_Instructions to follow_
Go through the lines below and tally those containing the string "saving". Respond with the number only.

_Records shown_
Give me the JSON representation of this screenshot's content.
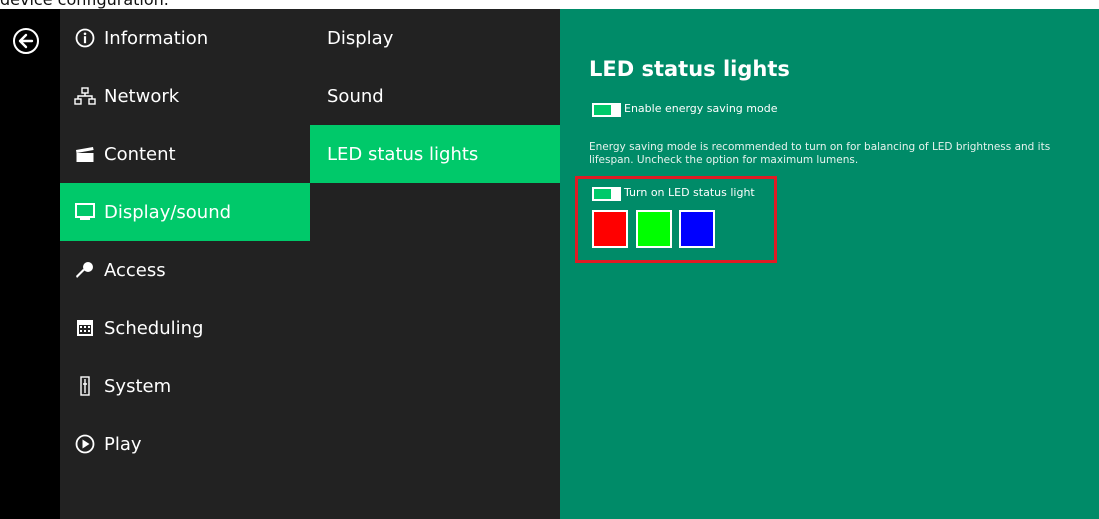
{
  "caption": "device configuration.",
  "nav": {
    "items": [
      {
        "label": "Information"
      },
      {
        "label": "Network"
      },
      {
        "label": "Content"
      },
      {
        "label": "Display/sound"
      },
      {
        "label": "Access"
      },
      {
        "label": "Scheduling"
      },
      {
        "label": "System"
      },
      {
        "label": "Play"
      }
    ],
    "active": "Display/sound"
  },
  "subnav": {
    "items": [
      {
        "label": "Display"
      },
      {
        "label": "Sound"
      },
      {
        "label": "LED status lights"
      }
    ],
    "active": "LED status lights"
  },
  "content": {
    "title": "LED status lights",
    "energy_toggle": {
      "label": "Enable energy saving mode",
      "on": true
    },
    "description": "Energy saving mode is recommended to turn on for balancing of LED brightness and its lifespan. Uncheck the option for maximum lumens.",
    "led_toggle": {
      "label": "Turn on LED status light",
      "on": true
    },
    "colors": [
      "#ff0000",
      "#00ff00",
      "#0000ff"
    ]
  },
  "theme": {
    "accent": "#00c96a",
    "panel_bg": "#008b68",
    "nav_bg": "#222222",
    "highlight_border": "#e01b24"
  }
}
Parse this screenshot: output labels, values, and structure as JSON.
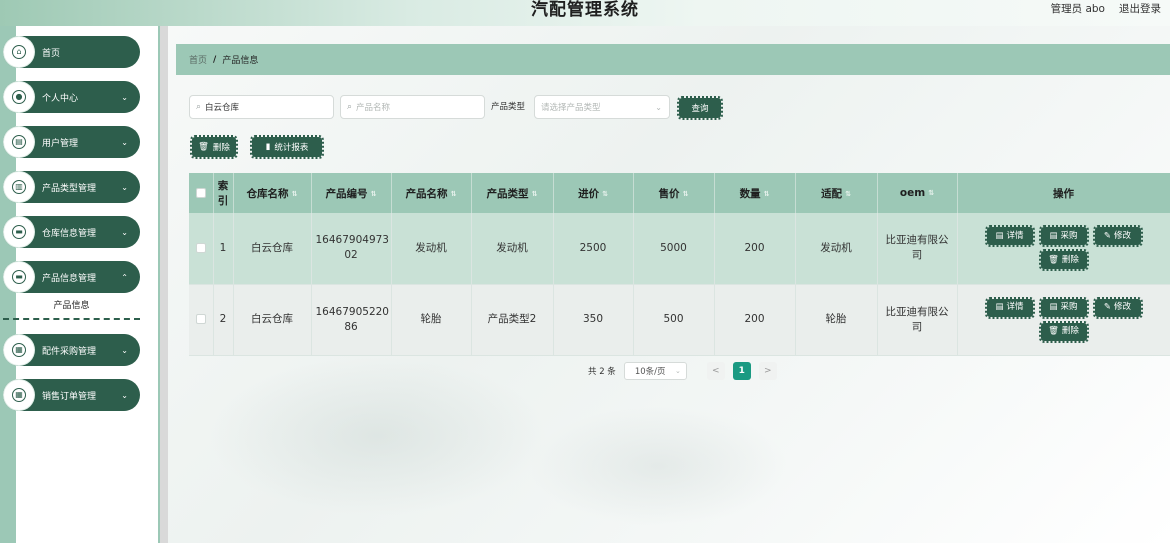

_Solution to this exercise_
2